NORTH TONAWANDA – The life-sized kite in the shape of a bald eagle gripping an American flag with its talons made its own statement Saturday flying high above Gratwick-Riverside Park along the Niagara River.
Even though the afternoon didn’t yield much wind to create ideal conditions for a community kite-flying event designed to raise money for homeless veterans, it didn’t stop the nearly 300 enthusiasts who came out to give it their best. A large butterfly kite was high in the air most of the afternoon. Kites sporting rainbow-colored tails and a green and blue box kite also took to the skies.
Valerie Dumpleton defied the odds of this less-than optimum kite-flying day.
The 83-year-old native of England – who now lives in Wheatfield and has been flying kites for more than 20 years – looked every bit the part. She wore a colorful blouse she had made, its print full of colorful kites. And, she proudly talked about the Great Lakes Kitefliers Society, which again helped with the annual “Come Fly a Kite to Help a Homeless Veteran” family event.
“We’re here to fly our kites to bring attention to the vets,” said Dumpleton, a society member who also carried around a small red kite with a colorful tail that she intends to deploy for when 2-month-old great-granddaughter Adley Grace is ready to fly kites with her. “It’s very important when you think these men and women have become homeless. It’s a very sad situation.”
It was the fourth year that the fundraiser was held at Gratwick-Riverside.
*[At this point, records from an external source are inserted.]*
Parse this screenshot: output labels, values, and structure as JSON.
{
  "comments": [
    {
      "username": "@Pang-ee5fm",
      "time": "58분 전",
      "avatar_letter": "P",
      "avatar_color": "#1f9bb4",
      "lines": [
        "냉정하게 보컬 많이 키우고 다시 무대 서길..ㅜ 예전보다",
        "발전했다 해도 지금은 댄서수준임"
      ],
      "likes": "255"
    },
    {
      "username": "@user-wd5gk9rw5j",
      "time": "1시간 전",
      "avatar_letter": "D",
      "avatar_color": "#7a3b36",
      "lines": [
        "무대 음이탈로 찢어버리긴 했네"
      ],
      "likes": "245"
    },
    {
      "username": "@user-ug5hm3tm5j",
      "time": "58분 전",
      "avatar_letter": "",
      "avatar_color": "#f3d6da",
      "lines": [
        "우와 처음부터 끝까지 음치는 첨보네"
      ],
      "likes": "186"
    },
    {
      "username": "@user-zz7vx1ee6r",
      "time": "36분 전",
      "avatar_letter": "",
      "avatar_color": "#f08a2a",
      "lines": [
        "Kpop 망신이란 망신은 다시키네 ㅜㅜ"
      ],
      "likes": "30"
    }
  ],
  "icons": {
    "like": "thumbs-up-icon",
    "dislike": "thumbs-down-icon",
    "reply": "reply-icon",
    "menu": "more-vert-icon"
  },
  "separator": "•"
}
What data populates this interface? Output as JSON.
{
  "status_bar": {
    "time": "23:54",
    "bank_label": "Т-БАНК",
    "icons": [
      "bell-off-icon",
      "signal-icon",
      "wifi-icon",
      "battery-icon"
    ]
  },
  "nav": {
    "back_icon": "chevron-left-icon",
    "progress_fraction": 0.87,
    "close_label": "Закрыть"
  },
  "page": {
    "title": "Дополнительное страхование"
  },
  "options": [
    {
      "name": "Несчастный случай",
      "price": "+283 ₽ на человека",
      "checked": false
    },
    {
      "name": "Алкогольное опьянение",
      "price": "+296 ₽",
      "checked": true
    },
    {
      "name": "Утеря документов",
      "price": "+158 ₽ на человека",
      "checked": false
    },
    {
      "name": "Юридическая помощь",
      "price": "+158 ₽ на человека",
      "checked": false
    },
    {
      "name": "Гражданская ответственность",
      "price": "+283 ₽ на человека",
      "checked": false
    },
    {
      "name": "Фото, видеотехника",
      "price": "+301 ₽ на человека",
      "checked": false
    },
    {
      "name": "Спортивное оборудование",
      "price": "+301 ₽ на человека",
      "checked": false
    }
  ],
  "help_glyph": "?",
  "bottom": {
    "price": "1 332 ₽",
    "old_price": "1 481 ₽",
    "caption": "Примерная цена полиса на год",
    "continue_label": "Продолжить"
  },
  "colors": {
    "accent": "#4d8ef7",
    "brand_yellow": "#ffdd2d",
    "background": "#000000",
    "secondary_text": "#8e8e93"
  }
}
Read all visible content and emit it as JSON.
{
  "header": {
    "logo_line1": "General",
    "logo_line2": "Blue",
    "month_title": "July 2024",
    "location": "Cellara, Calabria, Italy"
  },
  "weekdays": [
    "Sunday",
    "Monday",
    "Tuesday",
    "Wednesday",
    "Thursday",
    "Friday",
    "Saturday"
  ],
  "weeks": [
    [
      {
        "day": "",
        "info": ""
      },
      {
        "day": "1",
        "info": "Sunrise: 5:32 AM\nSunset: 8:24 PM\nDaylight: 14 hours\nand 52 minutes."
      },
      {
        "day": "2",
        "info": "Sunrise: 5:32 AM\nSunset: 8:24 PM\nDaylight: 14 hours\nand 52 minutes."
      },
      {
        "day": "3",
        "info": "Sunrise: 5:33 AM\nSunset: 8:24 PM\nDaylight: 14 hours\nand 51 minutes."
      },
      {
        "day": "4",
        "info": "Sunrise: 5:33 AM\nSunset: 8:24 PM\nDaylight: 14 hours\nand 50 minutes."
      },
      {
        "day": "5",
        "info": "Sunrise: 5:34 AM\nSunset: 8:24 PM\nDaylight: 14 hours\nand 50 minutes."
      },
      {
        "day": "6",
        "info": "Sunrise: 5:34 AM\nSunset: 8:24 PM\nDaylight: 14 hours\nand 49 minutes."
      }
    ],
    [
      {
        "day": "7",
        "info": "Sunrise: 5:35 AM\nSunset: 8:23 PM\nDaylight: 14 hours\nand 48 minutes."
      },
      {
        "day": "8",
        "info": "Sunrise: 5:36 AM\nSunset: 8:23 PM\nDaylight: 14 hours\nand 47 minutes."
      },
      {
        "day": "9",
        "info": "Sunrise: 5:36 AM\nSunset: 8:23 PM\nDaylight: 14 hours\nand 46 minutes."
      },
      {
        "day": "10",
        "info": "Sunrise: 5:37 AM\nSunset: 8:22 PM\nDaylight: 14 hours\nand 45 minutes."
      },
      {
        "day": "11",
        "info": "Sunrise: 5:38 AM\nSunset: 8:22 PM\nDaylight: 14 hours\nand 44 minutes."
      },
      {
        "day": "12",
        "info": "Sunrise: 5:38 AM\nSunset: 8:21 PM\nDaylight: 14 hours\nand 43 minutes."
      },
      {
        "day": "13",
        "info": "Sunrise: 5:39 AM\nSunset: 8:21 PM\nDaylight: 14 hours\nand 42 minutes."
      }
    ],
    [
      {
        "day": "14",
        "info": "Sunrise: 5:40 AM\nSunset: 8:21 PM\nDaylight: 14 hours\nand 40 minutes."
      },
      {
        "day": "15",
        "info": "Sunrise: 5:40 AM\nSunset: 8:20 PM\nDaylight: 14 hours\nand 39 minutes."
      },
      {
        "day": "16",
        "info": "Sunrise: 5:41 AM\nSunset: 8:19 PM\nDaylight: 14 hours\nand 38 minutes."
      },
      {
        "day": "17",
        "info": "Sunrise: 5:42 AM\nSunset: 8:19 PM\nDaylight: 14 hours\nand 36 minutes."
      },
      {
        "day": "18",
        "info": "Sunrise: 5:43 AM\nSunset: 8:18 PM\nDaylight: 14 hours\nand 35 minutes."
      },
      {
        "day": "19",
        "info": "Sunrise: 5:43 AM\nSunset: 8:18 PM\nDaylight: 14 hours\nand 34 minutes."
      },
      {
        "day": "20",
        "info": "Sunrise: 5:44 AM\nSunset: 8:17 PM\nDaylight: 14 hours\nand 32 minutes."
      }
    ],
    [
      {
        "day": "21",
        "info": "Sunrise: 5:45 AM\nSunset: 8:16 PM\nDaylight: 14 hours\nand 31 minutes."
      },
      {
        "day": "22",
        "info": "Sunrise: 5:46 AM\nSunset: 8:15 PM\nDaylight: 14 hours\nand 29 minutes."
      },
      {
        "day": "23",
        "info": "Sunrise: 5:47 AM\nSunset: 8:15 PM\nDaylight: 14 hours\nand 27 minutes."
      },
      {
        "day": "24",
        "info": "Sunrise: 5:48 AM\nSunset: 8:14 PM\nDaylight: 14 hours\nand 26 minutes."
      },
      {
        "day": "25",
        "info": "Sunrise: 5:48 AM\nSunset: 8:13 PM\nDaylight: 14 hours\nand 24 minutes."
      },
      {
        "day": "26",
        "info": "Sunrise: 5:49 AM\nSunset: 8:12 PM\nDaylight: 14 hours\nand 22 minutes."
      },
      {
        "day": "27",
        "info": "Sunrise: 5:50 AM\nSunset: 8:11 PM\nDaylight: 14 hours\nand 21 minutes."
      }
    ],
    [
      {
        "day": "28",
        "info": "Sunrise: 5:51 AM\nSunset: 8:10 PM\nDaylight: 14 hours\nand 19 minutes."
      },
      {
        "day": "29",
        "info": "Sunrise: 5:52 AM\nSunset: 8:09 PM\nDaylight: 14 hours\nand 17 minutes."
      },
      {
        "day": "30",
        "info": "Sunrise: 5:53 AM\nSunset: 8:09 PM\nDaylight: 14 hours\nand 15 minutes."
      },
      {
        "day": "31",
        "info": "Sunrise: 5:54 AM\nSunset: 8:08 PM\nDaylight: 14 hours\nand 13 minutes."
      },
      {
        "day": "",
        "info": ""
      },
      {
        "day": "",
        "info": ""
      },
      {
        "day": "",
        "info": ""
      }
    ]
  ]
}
The event provides free kites and relies on the donations of participants and sponsors to raise money that is then donated to a variety of organizations and, in some cases, helps veterans who need a helping hand to get an apartment.
Vietnam veteran Jack Michel, founder of the event, said the light-on-wind conditions likely resulted in a lower than usual turnout. Coupled with the loss of two sponsors and other community events going on at the same time, he expected $4,000 to $5,000 to be generated – down from the $20,000 raised last summer in donations and sponsors.
“We do what we can,” Michel said.
“We all feel that raising awareness for the housing problem for the veterans when they return is important,” said Michel, who noted that on any given day, there are 2,000 homeless veterans in Western New York. “Charity starts at home. We should make sure that our own veterans, especially those who sacrifice for our country, are taken care of.”
West Seneca grandmother Mary Bencic was busy helping her three grandchildren fly their small kites.
“There you go,” she shouted to Roman, her 3-year-old grandson. “Wow, good job.”
Her husband, George Bencic, a Vietnam veteran, sat a short distance away, helping the other grandchildren with their kites.
“It gets people to recognize us,” he said of the event, which featured information booths, bubble performers, clowns and a Chinese auction.
“The veterans are often forgotten and there’s a lot of vets that need help with PTSD and medical problems and issues with not being able to afford medicines,” Mary Bencic said. “This event is good for the veterans to come and mingle with other veterans. The families are getting together, and you’re helping a good cause.”